Exercise data:
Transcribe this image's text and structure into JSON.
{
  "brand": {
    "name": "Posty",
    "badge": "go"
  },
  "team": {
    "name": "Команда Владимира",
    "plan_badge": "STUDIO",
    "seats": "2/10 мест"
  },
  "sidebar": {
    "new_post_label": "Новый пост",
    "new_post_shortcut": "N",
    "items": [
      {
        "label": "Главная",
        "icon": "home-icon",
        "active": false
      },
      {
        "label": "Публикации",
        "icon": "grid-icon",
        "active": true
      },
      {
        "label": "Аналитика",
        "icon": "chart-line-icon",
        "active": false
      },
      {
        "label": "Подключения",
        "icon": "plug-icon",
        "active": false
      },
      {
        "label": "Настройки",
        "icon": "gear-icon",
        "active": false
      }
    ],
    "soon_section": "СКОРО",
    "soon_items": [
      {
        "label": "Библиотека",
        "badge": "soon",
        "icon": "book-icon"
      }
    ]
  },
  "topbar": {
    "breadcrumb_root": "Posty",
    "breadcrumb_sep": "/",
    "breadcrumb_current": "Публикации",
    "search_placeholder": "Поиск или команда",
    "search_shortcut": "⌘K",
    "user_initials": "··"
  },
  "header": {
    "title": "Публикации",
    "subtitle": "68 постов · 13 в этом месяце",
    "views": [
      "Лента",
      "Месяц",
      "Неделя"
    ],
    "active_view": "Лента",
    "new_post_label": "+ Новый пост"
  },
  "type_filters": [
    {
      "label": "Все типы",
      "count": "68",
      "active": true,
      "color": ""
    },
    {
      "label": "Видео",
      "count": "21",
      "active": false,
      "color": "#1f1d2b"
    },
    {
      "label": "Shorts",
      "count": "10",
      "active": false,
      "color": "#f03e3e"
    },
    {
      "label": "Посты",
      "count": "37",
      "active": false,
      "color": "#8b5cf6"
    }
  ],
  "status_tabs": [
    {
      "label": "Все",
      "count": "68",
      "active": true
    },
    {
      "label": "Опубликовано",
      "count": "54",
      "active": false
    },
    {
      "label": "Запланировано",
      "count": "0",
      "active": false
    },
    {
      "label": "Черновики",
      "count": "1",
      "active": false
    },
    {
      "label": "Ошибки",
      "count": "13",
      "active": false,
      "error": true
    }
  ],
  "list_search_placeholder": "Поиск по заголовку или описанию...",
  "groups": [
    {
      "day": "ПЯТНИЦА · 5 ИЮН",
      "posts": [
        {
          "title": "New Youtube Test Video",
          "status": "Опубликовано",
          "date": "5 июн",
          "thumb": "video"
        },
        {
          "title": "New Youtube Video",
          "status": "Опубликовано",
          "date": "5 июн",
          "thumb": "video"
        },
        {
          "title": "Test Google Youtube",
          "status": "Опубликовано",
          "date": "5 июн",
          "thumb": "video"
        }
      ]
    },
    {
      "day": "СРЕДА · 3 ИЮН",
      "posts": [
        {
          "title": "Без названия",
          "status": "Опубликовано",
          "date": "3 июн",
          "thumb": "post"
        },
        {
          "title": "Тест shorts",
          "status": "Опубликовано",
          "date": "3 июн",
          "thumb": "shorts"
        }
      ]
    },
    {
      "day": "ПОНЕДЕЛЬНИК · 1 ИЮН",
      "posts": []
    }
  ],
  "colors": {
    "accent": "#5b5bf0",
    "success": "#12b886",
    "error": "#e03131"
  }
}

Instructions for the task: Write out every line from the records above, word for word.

Exercise response:
Transcribe this image's text and structure into JSON.
{
  "brand": {
    "name": "Posty",
    "badge": "go"
  },
  "team": {
    "name": "Команда Владимира",
    "plan_badge": "STUDIO",
    "seats": "2/10 мест"
  },
  "sidebar": {
    "new_post_label": "Новый пост",
    "new_post_shortcut": "N",
    "items": [
      {
        "label": "Главная",
        "icon": "home-icon",
        "active": false
      },
      {
        "label": "Публикации",
        "icon": "grid-icon",
        "active": true
      },
      {
        "label": "Аналитика",
        "icon": "chart-line-icon",
        "active": false
      },
      {
        "label": "Подключения",
        "icon": "plug-icon",
        "active": false
      },
      {
        "label": "Настройки",
        "icon": "gear-icon",
        "active": false
      }
    ],
    "soon_section": "СКОРО",
    "soon_items": [
      {
        "label": "Библиотека",
        "badge": "soon",
        "icon": "book-icon"
      }
    ]
  },
  "topbar": {
    "breadcrumb_root": "Posty",
    "breadcrumb_sep": "/",
    "breadcrumb_current": "Публикации",
    "search_placeholder": "Поиск или команда",
    "search_shortcut": "⌘K",
    "user_initials": "··"
  },
  "header": {
    "title": "Публикации",
    "subtitle": "68 постов · 13 в этом месяце",
    "views": [
      "Лента",
      "Месяц",
      "Неделя"
    ],
    "active_view": "Лента",
    "new_post_label": "+ Новый пост"
  },
  "type_filters": [
    {
      "label": "Все типы",
      "count": "68",
      "active": true,
      "color": ""
    },
    {
      "label": "Видео",
      "count": "21",
      "active": false,
      "color": "#1f1d2b"
    },
    {
      "label": "Shorts",
      "count": "10",
      "active": false,
      "color": "#f03e3e"
    },
    {
      "label": "Посты",
      "count": "37",
      "active": false,
      "color": "#8b5cf6"
    }
  ],
  "status_tabs": [
    {
      "label": "Все",
      "count": "68",
      "active": true
    },
    {
      "label": "Опубликовано",
      "count": "54",
      "active": false
    },
    {
      "label": "Запланировано",
      "count": "0",
      "active": false
    },
    {
      "label": "Черновики",
      "count": "1",
      "active": false
    },
    {
      "label": "Ошибки",
      "count": "13",
      "active": false,
      "error": true
    }
  ],
  "list_search_placeholder": "Поиск по заголовку или описанию...",
  "groups": [
    {
      "day": "ПЯТНИЦА · 5 ИЮН",
      "posts": [
        {
          "title": "New Youtube Test Video",
          "status": "Опубликовано",
          "date": "5 июн",
          "thumb": "video"
        },
        {
          "title": "New Youtube Video",
          "status": "Опубликовано",
          "date": "5 июн",
          "thumb": "video"
        },
        {
          "title": "Test Google Youtube",
          "status": "Опубликовано",
          "date": "5 июн",
          "thumb": "video"
        }
      ]
    },
    {
      "day": "СРЕДА · 3 ИЮН",
      "posts": [
        {
          "title": "Без названия",
          "status": "Опубликовано",
          "date": "3 июн",
          "thumb": "post"
        },
        {
          "title": "Тест shorts",
          "status": "Опубликовано",
          "date": "3 июн",
          "thumb": "shorts"
        }
      ]
    },
    {
      "day": "ПОНЕДЕЛЬНИК · 1 ИЮН",
      "posts": []
    }
  ],
  "colors": {
    "accent": "#5b5bf0",
    "success": "#12b886",
    "error": "#e03131"
  }
}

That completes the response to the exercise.